Three climate analysts, including NIWA’s principal climate scientist Dr Sam Dean, have told RNZ this figure is incorrect.
“It is not 3 percent. Humans are responsible for 33 percent of the carbon dioxide that is in the atmosphere now,” Dr Dean said.
Peters also told voters New Zealand was a low-emitting country and tried to link tsunamis to climate change.
“We are 0.17 percent of the emissions in this world and China and India and the United States and Russia are not listening . . . The biggest tsunami the world ever had was 1968 in recent times.
“We’ve only been keeping stats for the last 100 years, but you’ve got all these people out there saying these are unique circumstances and they haven’t got the scientific evidence to prove that.”
Dr Dean said New Zealand might have low net emissions compared to other countries but there was no doubt Aotearoa was a “dirty polluter” — and tsunamis had nothing to do with climate change.
“Proportionately on a per person basis, our emissions are very high and we produce more than our fair share of the pollution that is currently in the planet,” he said.
“As far as we know, tsunamis have nothing to do with climate change whatsoever.”
RNZ put some of Peters’ claims to him, asking him where he got the 3 percent figure he cited about the human impact on CO2.
“Oh, we’ve got somebody now that’s arguing about the basic science . . . I get it from experts internationally and if you want me to do all your homework, put me on a payroll,” Peters replied.
Dr Dean who is an international expert is not the only scientist to debunk Peters’ climate claims.

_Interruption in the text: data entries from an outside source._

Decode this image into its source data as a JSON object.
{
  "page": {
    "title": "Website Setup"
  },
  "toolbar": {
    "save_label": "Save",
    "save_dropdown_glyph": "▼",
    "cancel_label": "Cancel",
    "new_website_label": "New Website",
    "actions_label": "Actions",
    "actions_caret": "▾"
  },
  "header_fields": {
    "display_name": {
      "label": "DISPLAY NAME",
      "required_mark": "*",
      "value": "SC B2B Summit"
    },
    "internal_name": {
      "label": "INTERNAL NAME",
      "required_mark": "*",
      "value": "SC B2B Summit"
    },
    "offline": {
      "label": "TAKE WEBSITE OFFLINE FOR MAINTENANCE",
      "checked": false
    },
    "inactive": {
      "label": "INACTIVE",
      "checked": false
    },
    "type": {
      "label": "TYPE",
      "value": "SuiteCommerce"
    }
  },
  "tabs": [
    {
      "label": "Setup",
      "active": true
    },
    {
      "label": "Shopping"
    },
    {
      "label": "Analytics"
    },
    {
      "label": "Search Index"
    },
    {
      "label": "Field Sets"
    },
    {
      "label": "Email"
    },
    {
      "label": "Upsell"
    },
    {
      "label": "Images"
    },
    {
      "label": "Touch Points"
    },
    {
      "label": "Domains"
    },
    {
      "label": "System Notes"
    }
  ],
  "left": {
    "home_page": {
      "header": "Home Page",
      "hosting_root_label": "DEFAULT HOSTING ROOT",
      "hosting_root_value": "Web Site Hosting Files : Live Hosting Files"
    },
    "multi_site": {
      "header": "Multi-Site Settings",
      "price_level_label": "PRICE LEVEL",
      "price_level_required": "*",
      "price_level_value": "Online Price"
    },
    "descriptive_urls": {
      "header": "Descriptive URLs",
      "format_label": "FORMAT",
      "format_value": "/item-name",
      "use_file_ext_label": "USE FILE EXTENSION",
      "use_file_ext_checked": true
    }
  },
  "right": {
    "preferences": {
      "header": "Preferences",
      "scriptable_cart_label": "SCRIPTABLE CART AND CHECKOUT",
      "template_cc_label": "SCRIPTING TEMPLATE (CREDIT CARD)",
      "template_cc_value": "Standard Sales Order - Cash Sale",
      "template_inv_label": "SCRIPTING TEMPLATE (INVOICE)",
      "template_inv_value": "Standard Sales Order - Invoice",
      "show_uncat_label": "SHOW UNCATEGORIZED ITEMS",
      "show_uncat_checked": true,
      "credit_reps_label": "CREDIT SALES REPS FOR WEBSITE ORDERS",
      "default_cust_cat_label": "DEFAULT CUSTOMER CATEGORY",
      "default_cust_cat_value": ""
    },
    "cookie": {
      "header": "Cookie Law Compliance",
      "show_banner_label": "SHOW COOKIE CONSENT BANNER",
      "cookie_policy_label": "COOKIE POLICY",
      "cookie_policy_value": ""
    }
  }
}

Waikato University’s Dr Luke Harrington and Canterbury University’s Dr David Frame have both looked at Peters’ comments.
They describe his questions about the link between climate change and extreme weather events as “too cavalier” and “disingenuous”.
“Climate change doesn’t cause extreme flooding events in a vacuum — a whole range of natural ingredients need to come together in just the right way for an individual event to occur,” Dr Harrington said.

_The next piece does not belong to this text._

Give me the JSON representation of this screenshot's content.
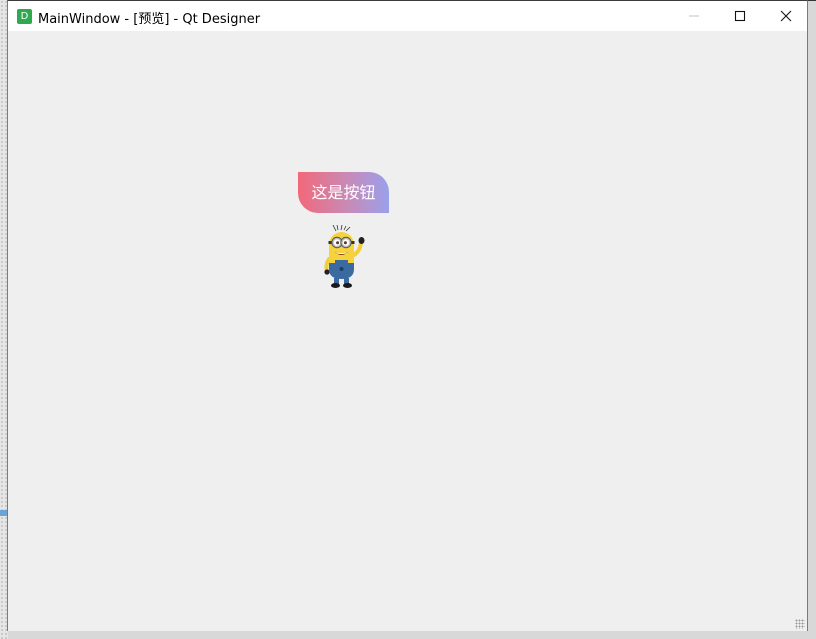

“What climate change does is intensify the wind and rain which results when these natural factors combine and an ex-tropical cyclone passes nearby. Events of such intensity will become more common and events of such rarity will become more intense as the world continues to warm.”

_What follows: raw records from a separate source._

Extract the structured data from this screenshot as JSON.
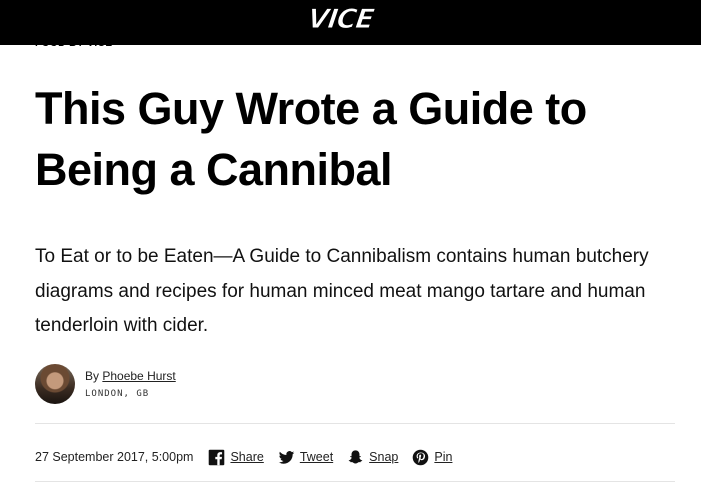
{
  "header": {
    "logo_text": "VICE",
    "background": "#000000"
  },
  "article": {
    "section_label": "FOOD BY VICE",
    "headline": "This Guy Wrote a Guide to Being a Cannibal",
    "dek": "To Eat or to be Eaten—A Guide to Cannibalism contains human butchery diagrams and recipes for human minced meat mango tartare and human tenderloin with cider.",
    "byline": {
      "prefix": "By",
      "author": "Phoebe Hurst",
      "location": "LONDON, GB"
    },
    "date": "27 September 2017, 5:00pm",
    "share": [
      {
        "label": "Share",
        "icon": "facebook-icon"
      },
      {
        "label": "Tweet",
        "icon": "twitter-icon"
      },
      {
        "label": "Snap",
        "icon": "snapchat-icon"
      },
      {
        "label": "Pin",
        "icon": "pinterest-icon"
      }
    ]
  }
}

Dr Harrington suggested Peters “peruse” the Intergovernmental Panel on Climate Change’s Sixth Assessment Report if he needed any evidence.
Dr Frame also referred to this report, saying there are strong links between (cumulative) anthropogenic emissions of CO2 and extreme rainfall events.
Dr Dean said inaccuracies aside, Peters’ figures ignore methane emissions, making the problem seem much smaller than it really is.
“That sort of story comes from the climate sceptic community and it’s a common tactic to phrase things in terms of very small numbers and then mix them up to trivialise the subject.”
Other political parties may have vastly different approaches to emissions reduction but they all accept the climate science.
National Party leader Chris Luxon — who may well have to work with Peters — had been clear there was no room for climate scepticism in this election.
“Give it up, I mean we’re in 2023. There’s no doubt about it. You can’t be climate denier or a climate minimalist,” Luxon said.
This may be a big ask if Winston Peters is not on board with the science.
Early voting began yesterday in the general election and polling day is on October 14.
This article is republished under a community partnership agreement with RNZ.